REQUIRED WORK: Go line by line through the data below and work out how many lines contain "Ремень"; the answer is that number alone.

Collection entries
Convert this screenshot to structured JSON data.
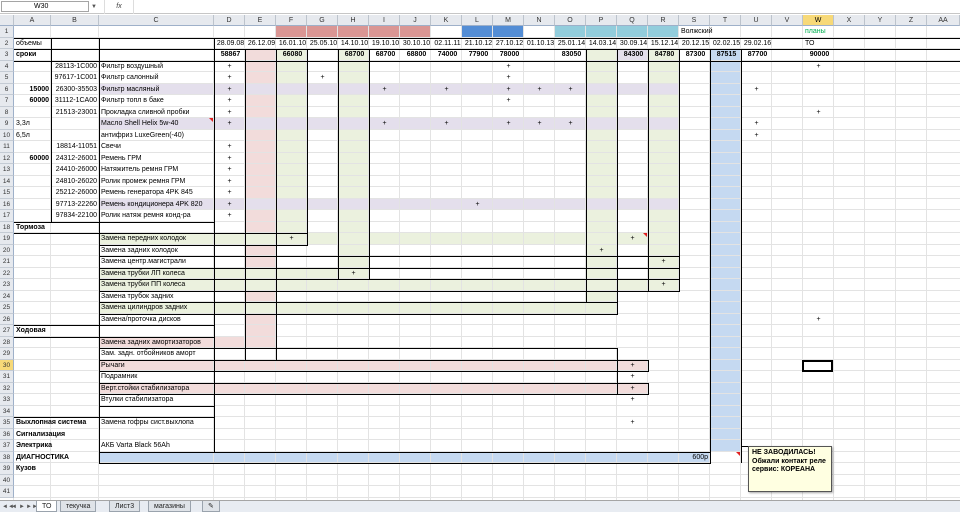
{
  "formula_bar": {
    "cell_ref": "W30",
    "fx_label": "fx",
    "formula": ""
  },
  "columns": [
    "A",
    "B",
    "C",
    "D",
    "E",
    "F",
    "G",
    "H",
    "I",
    "J",
    "K",
    "L",
    "M",
    "N",
    "O",
    "P",
    "Q",
    "R",
    "S",
    "T",
    "U",
    "V",
    "W",
    "X",
    "Y",
    "Z",
    "AA"
  ],
  "selected_column": "W",
  "rows": [
    "1",
    "2",
    "3",
    "4",
    "5",
    "6",
    "7",
    "8",
    "9",
    "10",
    "11",
    "12",
    "13",
    "14",
    "15",
    "16",
    "17",
    "18",
    "19",
    "20",
    "21",
    "22",
    "23",
    "24",
    "25",
    "26",
    "27",
    "28",
    "29",
    "30",
    "31",
    "32",
    "33",
    "34",
    "35",
    "36",
    "37",
    "38",
    "39",
    "40",
    "41"
  ],
  "selected_row": "30",
  "colors": {
    "pink": "#f2dcdb",
    "green": "#ebf1de",
    "blue": "#c5d9f1",
    "lavender": "#e4dfec",
    "pinkhdr": "#da9694",
    "bluehdr": "#538dd5",
    "tealhdr": "#92cddc",
    "yellowsel": "#f7d978",
    "comment_bg": "#ffffe1",
    "green_text": "#00b050"
  },
  "cells": {
    "s1": "Волжский",
    "w1": "планы",
    "a2": "объемы",
    "d2": "28.09.08",
    "e2": "26.12.09",
    "f2": "16.01.10",
    "g2": "25.05.10",
    "h2": "14.10.10",
    "i2": "19.10.10",
    "j2": "30.10.10",
    "k2": "02.11.11",
    "l2": "21.10.12",
    "m2": "27.10.12",
    "n2": "01.10.13",
    "o2": "25.01.14",
    "p2": "14.03.14",
    "q2": "30.09.14",
    "r2": "15.12.14",
    "s2": "20.12.15",
    "t2": "02.02.15",
    "u2": "29.02.16",
    "w2": "ТО",
    "a3": "сроки",
    "d3": "58867",
    "f3": "66080",
    "h3": "68700",
    "i3": "68700",
    "j3": "68800",
    "k3": "74000",
    "l3": "77900",
    "m3": "78000",
    "o3": "83050",
    "q3": "84300",
    "r3": "84780",
    "s3": "87300",
    "t3": "87515",
    "u3": "87700",
    "w3": "90000",
    "b4": "28113-1C000",
    "c4": "Фильтр воздушный",
    "b5": "97617-1C001",
    "c5": "Фильтр салонный",
    "a6": "15000",
    "b6": "26300-35503",
    "c6": "Фильтр масляный",
    "a7": "60000",
    "b7": "31112-1CA00",
    "c7": "Фильтр топл в баке",
    "b8": "21513-23001",
    "c8": "Прокладка сливной пробки",
    "a9": "3,3л",
    "c9": "Масло Shell Helix 5w-40",
    "a10": "6,5л",
    "c10": "антифриз LuxeGreen(-40)",
    "b11": "18814-11051",
    "c11": "Свечи",
    "a12": "60000",
    "b12": "24312-26001",
    "c12": "Ремень ГРМ",
    "b13": "24410-26000",
    "c13": "Натяжитель ремня ГРМ",
    "b14": "24810-26020",
    "c14": "Ролик промеж ремня ГРМ",
    "b15": "25212-26000",
    "c15": "Ремень генератора 4PK 845",
    "b16": "97713-22260",
    "c16": "Ремень кондиционера 4PK 820",
    "b17": "97834-22100",
    "c17": "Ролик натяж ремня конд-ра",
    "a18": "Тормоза",
    "c19": "Замена передних колодок",
    "c20": "Замена задних колодок",
    "c21": "Замена центр.магистрали",
    "c22": "Замена трубки ЛП колеса",
    "c23": "Замена трубки ПП колеса",
    "c24": "Замена трубок задних",
    "c25": "Замена цилиндров задних",
    "c26": "Замена/проточка дисков",
    "a27": "Ходовая",
    "c28": "Замена задних амортизаторов",
    "c29": "Зам. задн. отбойников аморт",
    "c30": "Рычаги",
    "c31": "Подрамник",
    "c32": "Верт.стойки стабилизатора",
    "c33": "Втулки стабилизатора",
    "a35": "Выхлопная система",
    "c35": "Замена гофры сист.выхлопа",
    "a36": "Сигнализация",
    "a37": "Электрика",
    "c37": "АКБ Varta Black 56Ah",
    "a38": "ДИАГНОСТИКА",
    "s38": "600р",
    "a39": "Кузов"
  },
  "plus": "+",
  "plus_marks": [
    [
      "d",
      4
    ],
    [
      "m",
      4
    ],
    [
      "w",
      4
    ],
    [
      "d",
      5
    ],
    [
      "g",
      5
    ],
    [
      "m",
      5
    ],
    [
      "d",
      6
    ],
    [
      "i",
      6
    ],
    [
      "k",
      6
    ],
    [
      "m",
      6
    ],
    [
      "n",
      6
    ],
    [
      "o",
      6
    ],
    [
      "u",
      6
    ],
    [
      "d",
      7
    ],
    [
      "m",
      7
    ],
    [
      "d",
      8
    ],
    [
      "w",
      8
    ],
    [
      "d",
      9
    ],
    [
      "i",
      9
    ],
    [
      "k",
      9
    ],
    [
      "m",
      9
    ],
    [
      "n",
      9
    ],
    [
      "o",
      9
    ],
    [
      "u",
      9
    ],
    [
      "u",
      10
    ],
    [
      "d",
      11
    ],
    [
      "d",
      12
    ],
    [
      "d",
      13
    ],
    [
      "d",
      14
    ],
    [
      "d",
      15
    ],
    [
      "d",
      16
    ],
    [
      "l",
      16
    ],
    [
      "d",
      17
    ],
    [
      "f",
      19
    ],
    [
      "q",
      19
    ],
    [
      "p",
      20
    ],
    [
      "r",
      21
    ],
    [
      "h",
      22
    ],
    [
      "r",
      23
    ],
    [
      "w",
      26
    ],
    [
      "q",
      30
    ],
    [
      "q",
      31
    ],
    [
      "q",
      32
    ],
    [
      "q",
      33
    ],
    [
      "q",
      35
    ]
  ],
  "comment": {
    "line1": "НЕ ЗАВОДИЛАСЬ!",
    "line2": "Обжали контакт реле",
    "line3": "сервис: КОРЕАНА"
  },
  "tabs": [
    {
      "label": "ТО",
      "active": true
    },
    {
      "label": "текучка"
    },
    {
      "label": "Лист3"
    },
    {
      "label": "магазины"
    }
  ],
  "nav": {
    "first": "◄◄",
    "prev": "◄",
    "next": "►",
    "last": "►►"
  }
}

TASK RESPONSE: 3